Well, we couldn’t narrow it down. We like Manual GPS - Trilateration Blitz for it’s relevant puzzle, Haunted Halloween Hunt for it’s night time fun, Paddling Octopus Blitz for it’s scenic splendor and Vintage Library for it’s theme.
Yes, we are hoping to have one in the winter. We are also contemplating a joint fall event in Spruce Woods.
We have a compass for backup and thick bush, an iPaq PDA for cache notes and details/hints, a cell phone for phone a friend (used once), and watertight container for swag and other cache repair items. For software we use: GSAK (thanks Lizardo), Google Earth, Mapsource Topo Canada, GPS Trackmaker and EasyGPS to name a few.
There is less competition, but fewer caches. More travel is required to get to caching hot spots.
The majority are made after a location has been scouted or an idea hatched.
Yes, almost daily at work, training other staff and using various models for field work. I also get to field test new models for different applications. Mama Dragonfrey has also used GPSr for teaching math and physics.

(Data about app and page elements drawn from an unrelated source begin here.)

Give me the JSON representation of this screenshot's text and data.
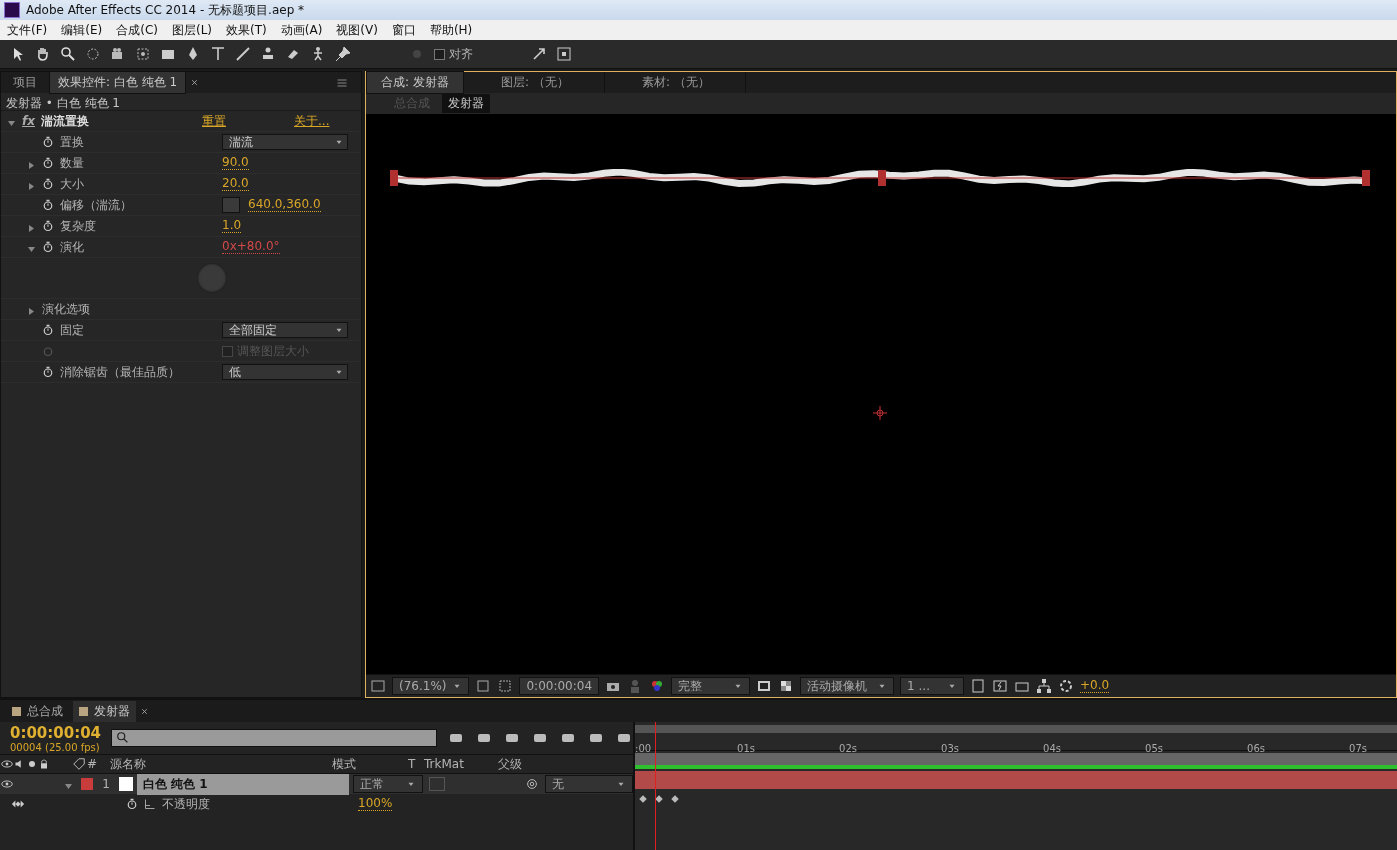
{
  "window": {
    "title": "Adobe After Effects CC 2014 - 无标题项目.aep *"
  },
  "menu": [
    "文件(F)",
    "编辑(E)",
    "合成(C)",
    "图层(L)",
    "效果(T)",
    "动画(A)",
    "视图(V)",
    "窗口",
    "帮助(H)"
  ],
  "toolbar": {
    "snap": {
      "label": "对齐",
      "checked": false
    }
  },
  "left_panel": {
    "tabs": [
      {
        "label": "项目",
        "selected": false
      },
      {
        "label": "效果控件: 白色 纯色 1",
        "selected": true
      }
    ],
    "breadcrumb": "发射器 • 白色 纯色 1",
    "effect": {
      "fx": "fx",
      "name": "湍流置换",
      "expanded": true,
      "reset": "重置",
      "about": "关于...",
      "properties": [
        {
          "kind": "dropdown",
          "label": "置换",
          "value": "湍流"
        },
        {
          "kind": "value",
          "label": "数量",
          "value": "90.0",
          "expanded": false
        },
        {
          "kind": "value",
          "label": "大小",
          "value": "20.0",
          "expanded": false
        },
        {
          "kind": "point",
          "label": "偏移（湍流）",
          "value": "640.0,360.0"
        },
        {
          "kind": "value",
          "label": "复杂度",
          "value": "1.0",
          "expanded": false
        },
        {
          "kind": "angle",
          "label": "演化",
          "value": "0x+80.0°",
          "expanded": true
        },
        {
          "kind": "group",
          "label": "演化选项",
          "expanded": false
        },
        {
          "kind": "dropdown",
          "label": "固定",
          "value": "全部固定"
        },
        {
          "kind": "checkbox",
          "label": "调整图层大小",
          "checked": false,
          "disabled": true
        },
        {
          "kind": "dropdown",
          "label": "消除锯齿（最佳品质）",
          "value": "低"
        }
      ]
    }
  },
  "comp_panel": {
    "tabs": [
      {
        "label": "合成: 发射器",
        "selected": true
      },
      {
        "label": "图层: （无）",
        "selected": false
      },
      {
        "label": "素材: （无）",
        "selected": false
      }
    ],
    "breadcrumbs": [
      {
        "label": "总合成",
        "selected": false
      },
      {
        "label": "发射器",
        "selected": true
      }
    ],
    "footer": {
      "zoom": "(76.1%)",
      "timecode": "0:00:00:04",
      "resolution": "完整",
      "camera": "活动摄像机",
      "views": "1 ...",
      "exposure": "+0.0"
    }
  },
  "timeline": {
    "tabs": [
      {
        "label": "总合成",
        "selected": false
      },
      {
        "label": "发射器",
        "selected": true
      }
    ],
    "timecode": "0:00:00:04",
    "frame_info": "00004 (25.00 fps)",
    "columns": [
      "#",
      "源名称",
      "模式",
      "T",
      "TrkMat",
      "父级"
    ],
    "layers": [
      {
        "number": "1",
        "name": "白色 纯色 1",
        "color": "#c83c3c",
        "expanded": true,
        "mode": "正常",
        "parent": "无",
        "properties": [
          {
            "name": "不透明度",
            "value": "100%"
          }
        ]
      }
    ],
    "ruler": [
      ":00",
      "01s",
      "02s",
      "03s",
      "04s",
      "05s",
      "06s",
      "07s"
    ]
  }
}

Whenever we get an idea we collect them in our to do pile and there are generally a half dozen or so waiting to be built. Right now we are working on a fun challenge uttered by a reptilian friend of ours, called Lost in Translation, which may be a series of caches with a similar theme. There are a couple of big ones that we’ve been waiting for the right conditions to implement.